She was a single mother with two small sons when she began at the Center in 1999. “Tom encouraged me to pursue a passion outside of work,” she said. When her church offered her the opportunity to travel to Russia on a humanitarian mission, he insisted. “He said, ‘I know the work will get done. I know you can do it.’” Today Yu takes groups of college students on church-based missions every year. “I would never have taken that chance without Tom’s encouragement.”
“Whenever he met you he’d say ‘Make it a great day!’ – everybody loved him.”
The Entrepreneur’s Entrepreneur
O'Malia earned his BS in accounting at Kings College, Wilkes-Barre, PA in 1965, and his MBA in Marketing and Finance at the University of Scranton, PA in 1967. He began his career as a banker, and wrote a book teaching bankers how to read financial statements that became a bestseller in the industry. One of his early entrepreneurial successes came when he started a software company called ShopTrac Data Collection Systems, which used early barcode technology to track labor expense on the manufacturing floor. He later sold it, with Greif’s assistance, to workforce management company Kronos.
At the ribbon-cutting ceremony in October for the new Lloyd Greif Center for Entrepreneurship at the top of Jill and Frank Fertitta Hall, USC Marshall’s new, 104,000-foot building, Greif officially named the fifth floor “O’Malia Commons,” after his friend and mentor. Everyone agreed it was a fitting tribute to the man.
“Tom was a trailblazer in building a multifaceted program to educate the next generation of entrepreneurs,” said Helena Yli-Renko, director of the Greif Center, holder of the Orfalea Director's Chair in Entrepreneurship and associate professor of clinical entrepreneurship. “He developed cutting-edge pedagogical tools and promoted entrepreneurship as a research field. At the heart of his mission, though, was supporting student and alumni ventures--he always said that ‘we measure our success one startup at a time.’ That attitude remains a cornerstone of our program today.”

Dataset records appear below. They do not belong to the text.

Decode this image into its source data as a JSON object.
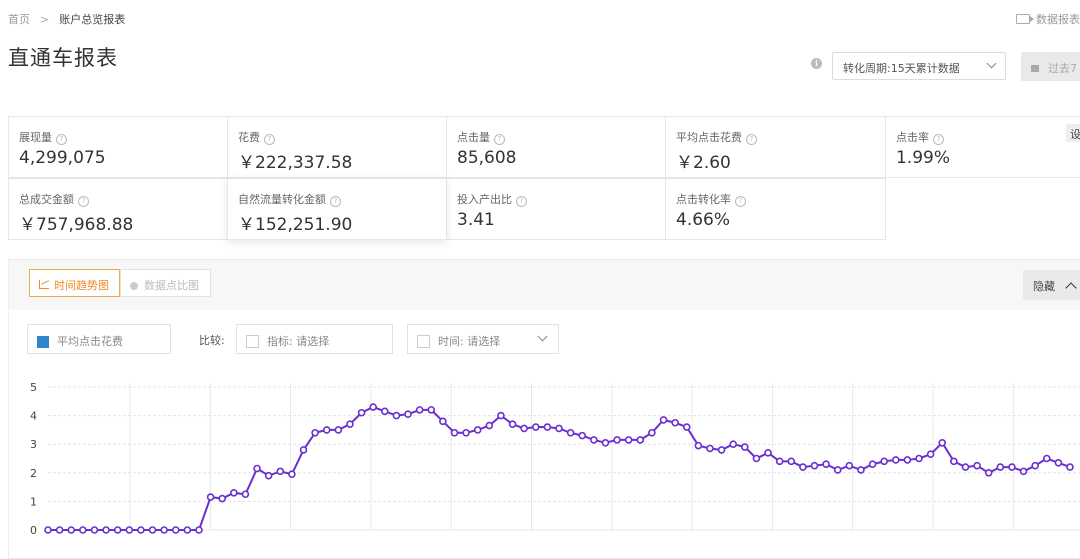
{
  "breadcrumb": {
    "home": "首页",
    "separator": ">",
    "current": "账户总览报表"
  },
  "header": {
    "data_report": "数据报表",
    "title": "直通车报表"
  },
  "toolbar": {
    "period_select": "转化周期:15天累计数据",
    "date_range": "过去7"
  },
  "metrics": [
    {
      "label": "展现量",
      "value": "4,299,075"
    },
    {
      "label": "花费",
      "value": "￥222,337.58"
    },
    {
      "label": "点击量",
      "value": "85,608"
    },
    {
      "label": "平均点击花费",
      "value": "￥2.60"
    },
    {
      "label": "点击率",
      "value": "1.99%"
    },
    {
      "label": "总成交金额",
      "value": "￥757,968.88"
    },
    {
      "label": "自然流量转化金额",
      "value": "￥152,251.90"
    },
    {
      "label": "投入产出比",
      "value": "3.41"
    },
    {
      "label": "点击转化率",
      "value": "4.66%"
    }
  ],
  "settings_label": "设",
  "chart_panel": {
    "tab_trend": "时间趋势图",
    "tab_scatter": "数据点比图",
    "hide_label": "隐藏",
    "metric_filter": "平均点击花费",
    "compare_label": "比较:",
    "indicator_filter": "指标:  请选择",
    "time_filter": "时间:  请选择"
  },
  "chart_data": {
    "type": "line",
    "series": [
      {
        "name": "平均点击花费",
        "color": "#6a2fd1",
        "values": [
          0,
          0,
          0,
          0,
          0,
          0,
          0,
          0,
          0,
          0,
          0,
          0,
          0,
          0,
          1.15,
          1.1,
          1.3,
          1.25,
          2.15,
          1.9,
          2.05,
          1.95,
          2.8,
          3.4,
          3.5,
          3.5,
          3.7,
          4.1,
          4.3,
          4.15,
          4.0,
          4.05,
          4.2,
          4.2,
          3.8,
          3.4,
          3.4,
          3.5,
          3.65,
          4.0,
          3.7,
          3.55,
          3.6,
          3.6,
          3.55,
          3.4,
          3.3,
          3.15,
          3.05,
          3.15,
          3.15,
          3.15,
          3.4,
          3.85,
          3.75,
          3.6,
          2.95,
          2.85,
          2.8,
          3.0,
          2.9,
          2.5,
          2.7,
          2.4,
          2.4,
          2.2,
          2.25,
          2.3,
          2.1,
          2.25,
          2.1,
          2.3,
          2.4,
          2.45,
          2.45,
          2.5,
          2.65,
          3.05,
          2.4,
          2.2,
          2.25,
          2.0,
          2.2,
          2.2,
          2.05,
          2.25,
          2.5,
          2.35,
          2.2
        ]
      }
    ],
    "yticks": [
      0,
      1,
      2,
      3,
      4,
      5
    ],
    "ylim": [
      0,
      5
    ],
    "grid": true,
    "colors": {
      "line": "#6a2fd1",
      "grid": "#e4e4e4"
    }
  }
}
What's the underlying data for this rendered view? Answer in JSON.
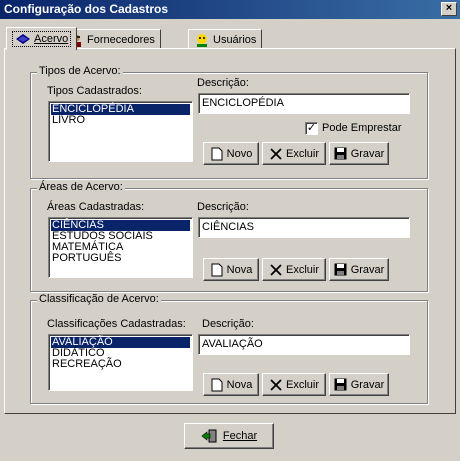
{
  "window": {
    "title": "Configuração dos Cadastros",
    "close_glyph": "×"
  },
  "tabs": [
    {
      "label": "Acervo",
      "icon": "book-icon",
      "active": true
    },
    {
      "label": "Fornecedores",
      "icon": "supplier-icon",
      "active": false
    },
    {
      "label": "Usuários",
      "icon": "user-icon",
      "active": false
    }
  ],
  "tipos": {
    "group_title": "Tipos de Acervo:",
    "list_label": "Tipos Cadastrados:",
    "items": [
      "ENCICLOPÉDIA",
      "LIVRO"
    ],
    "selected_index": 0,
    "desc_label": "Descrição:",
    "desc_value": "ENCICLOPÉDIA",
    "checkbox_label": "Pode Emprestar",
    "checkbox_checked": true,
    "btn_new": "Novo",
    "btn_delete": "Excluir",
    "btn_save": "Gravar"
  },
  "areas": {
    "group_title": "Áreas de Acervo:",
    "list_label": "Áreas Cadastradas:",
    "items": [
      "CIÊNCIAS",
      "ESTUDOS SOCIAIS",
      "MATEMÁTICA",
      "PORTUGUÊS"
    ],
    "selected_index": 0,
    "desc_label": "Descrição:",
    "desc_value": "CIÊNCIAS",
    "btn_new": "Nova",
    "btn_delete": "Excluir",
    "btn_save": "Gravar"
  },
  "classificacao": {
    "group_title": "Classificação de Acervo:",
    "list_label": "Classificações Cadastradas:",
    "items": [
      "AVALIAÇÃO",
      "DIDÁTICO",
      "RECREAÇÃO"
    ],
    "selected_index": 0,
    "desc_label": "Descrição:",
    "desc_value": "AVALIAÇÃO",
    "btn_new": "Nova",
    "btn_delete": "Excluir",
    "btn_save": "Gravar"
  },
  "footer": {
    "close_label": "Fechar"
  },
  "colors": {
    "title_bar": "#0a246a",
    "selection": "#0a246a",
    "face": "#d4d0c8"
  }
}
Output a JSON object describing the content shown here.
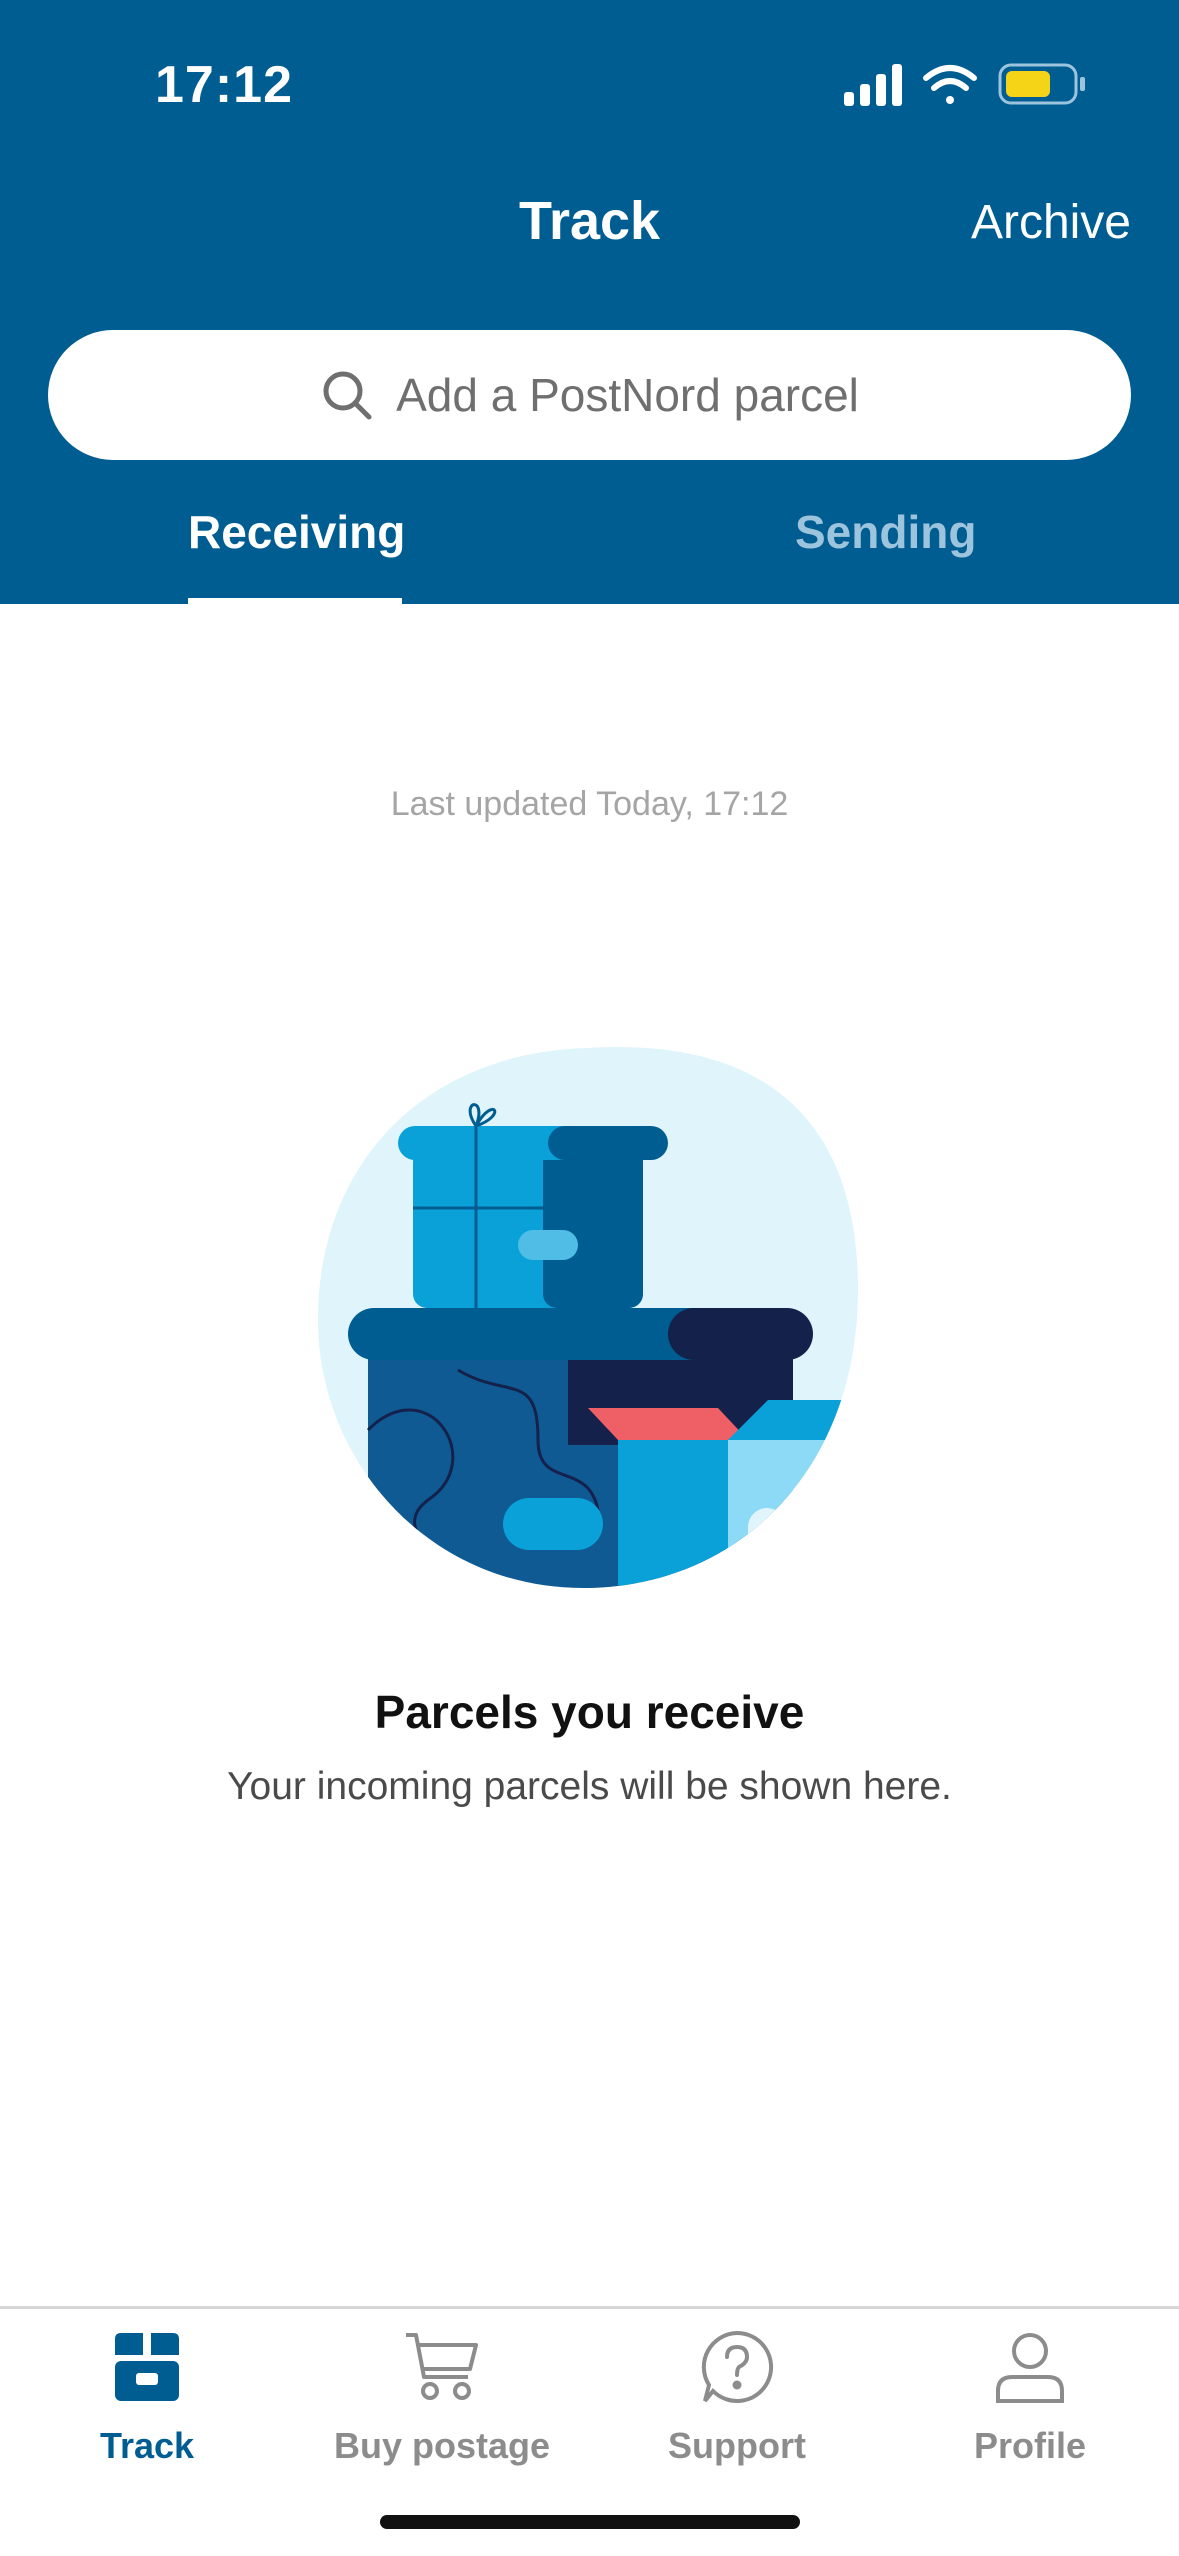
{
  "status_bar": {
    "time": "17:12",
    "battery_color": "#f5d417"
  },
  "nav": {
    "title": "Track",
    "archive_label": "Archive"
  },
  "search": {
    "placeholder": "Add a PostNord parcel"
  },
  "tabs": [
    {
      "label": "Receiving",
      "selected": true
    },
    {
      "label": "Sending",
      "selected": false
    }
  ],
  "content": {
    "last_updated": "Last updated Today, 17:12",
    "empty_title": "Parcels you receive",
    "empty_subtitle": "Your incoming parcels will be shown here."
  },
  "tabbar": {
    "items": [
      {
        "label": "Track",
        "icon": "parcel-icon",
        "active": true
      },
      {
        "label": "Buy postage",
        "icon": "cart-icon",
        "active": false
      },
      {
        "label": "Support",
        "icon": "question-icon",
        "active": false
      },
      {
        "label": "Profile",
        "icon": "person-icon",
        "active": false
      }
    ]
  },
  "colors": {
    "brand_blue": "#005d92",
    "inactive_tab": "#9cc4dc",
    "tabbar_inactive": "#8c8c8c"
  }
}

Today, the Greif Center is highly ranked and the linchpin of the massive entrepreneurial eco-system at USC. Its faculty taught 85 course sections in the 2014-15 academic year, with more than 2,700 students taking at least one entrepreneurship class last year. The faculty has grown to 13 full-time and 22 part-time professors, including a number of high-profile hires from Harvard Business School, Stanford and NYU Stern. It was ranked #3 in the country in 2016 by U.S News & World Report.
O’Malia is survived by his beloved wife, Carole, their three daughters (Erin, Molly and Megan) and four grandchildren.
Memorial services for Tom O’Malia will be held Thursday, Dec. 1 at St. Mel's Catholic Church in Woodland Hills at 2 p.m. If planning to attend, please RSVP to email@example.com.
The family requests donations in lieu of flowers to Alzheimer's Greater Los Angeles (www.alzgla.org).